In her case, Young v. UPS, Ms. Young argues that she was discriminated against in the workplace when her employer refused to provide reasonable accommodations to her job that would have allowed her to continue working during her pregnancy, even though similar accommodations were routinely provided to other employees with similar ability or inability to work. Kaine is a co-sponsor of the Pregnant Workers Fairness Act (PWFA), which would strengthen the right of pregnant workers to request reasonable accommodations during their pregnancy without fear of retribution.
“The legislative history of the PDA clearly reflects Congress’s intention to protect pregnant workers by defining the sole factor employers may use to distinguish between pregnant workers and others in deciding whether to extend benefits in employment as one that is based on the ability or inability to work,” Kaine and the other members wrote in the brief. “Further, [we] submit this brief to make clear that nothing in the PWFA or the fact it has been proposed implies that the Fourth Circuit decision is anything other than an inappropriate judicial rewriting of unambiguous statutory language.”
Young v. UPS
According to Ms. Young’s case, accommodations were routinely given to workers with temporary injuries, but when Peggy Young asked for an accommodation to comply with her doctor’s recommendation that she not lift boxes over 20 pounds, her employer denied the request – because she was pregnant.

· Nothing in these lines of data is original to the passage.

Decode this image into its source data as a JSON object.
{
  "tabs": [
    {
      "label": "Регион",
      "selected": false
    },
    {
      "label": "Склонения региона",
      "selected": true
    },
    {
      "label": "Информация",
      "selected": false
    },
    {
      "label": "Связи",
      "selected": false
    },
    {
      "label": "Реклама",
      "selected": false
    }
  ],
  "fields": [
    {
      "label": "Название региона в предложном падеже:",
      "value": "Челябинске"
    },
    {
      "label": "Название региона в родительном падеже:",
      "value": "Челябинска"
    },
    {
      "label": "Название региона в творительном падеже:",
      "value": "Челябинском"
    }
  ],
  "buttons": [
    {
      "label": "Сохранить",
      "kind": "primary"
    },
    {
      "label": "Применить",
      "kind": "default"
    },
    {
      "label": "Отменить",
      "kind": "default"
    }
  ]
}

Ms. Young challenged her employer in court alleging that her employer violated the Pregnancy Discrimination Act by not allowing her to work with a reasonable accommodation through her pregnancy.
Unfortunately, Peggy Young lost her case in the lower courts, with the 4th Circuit finding that UPS’s policy of accommodating workers with disabilities, workers injured on the job, and workers who had lost their commercial driver’s licenses, was a pregnancy-blind rule that did not violate the Pregnancy Discrimination Act.
Pregnant Workers Fairness Act (PWFA)
The PWFA would secure the right of a pregnant worker to ask for a reasonable accommodation in the workplace without fear of retribution. Today, women make up nearly half of the labor force, and three-quarters of women entering the workforce will be pregnant and employed at some point in their careers.
Currently, pregnant working women around the country are being denied simple adjustments – permission to use a stool while working a cash register, or to carry a bottle of water to stay hydrated, or temporary reassignment to lighter duty tasks – that would keep them working and supporting their families while maintaining healthy pregnancies. The legislation will close legal loopholes and ensure that pregnant women are treated fairly on the job.
Some states have passed laws like the Pregnant Workers Fairness Act to ensure that pregnant workers have on-the-job protections, but millions of women are vulnerable to this type of workplace discrimination.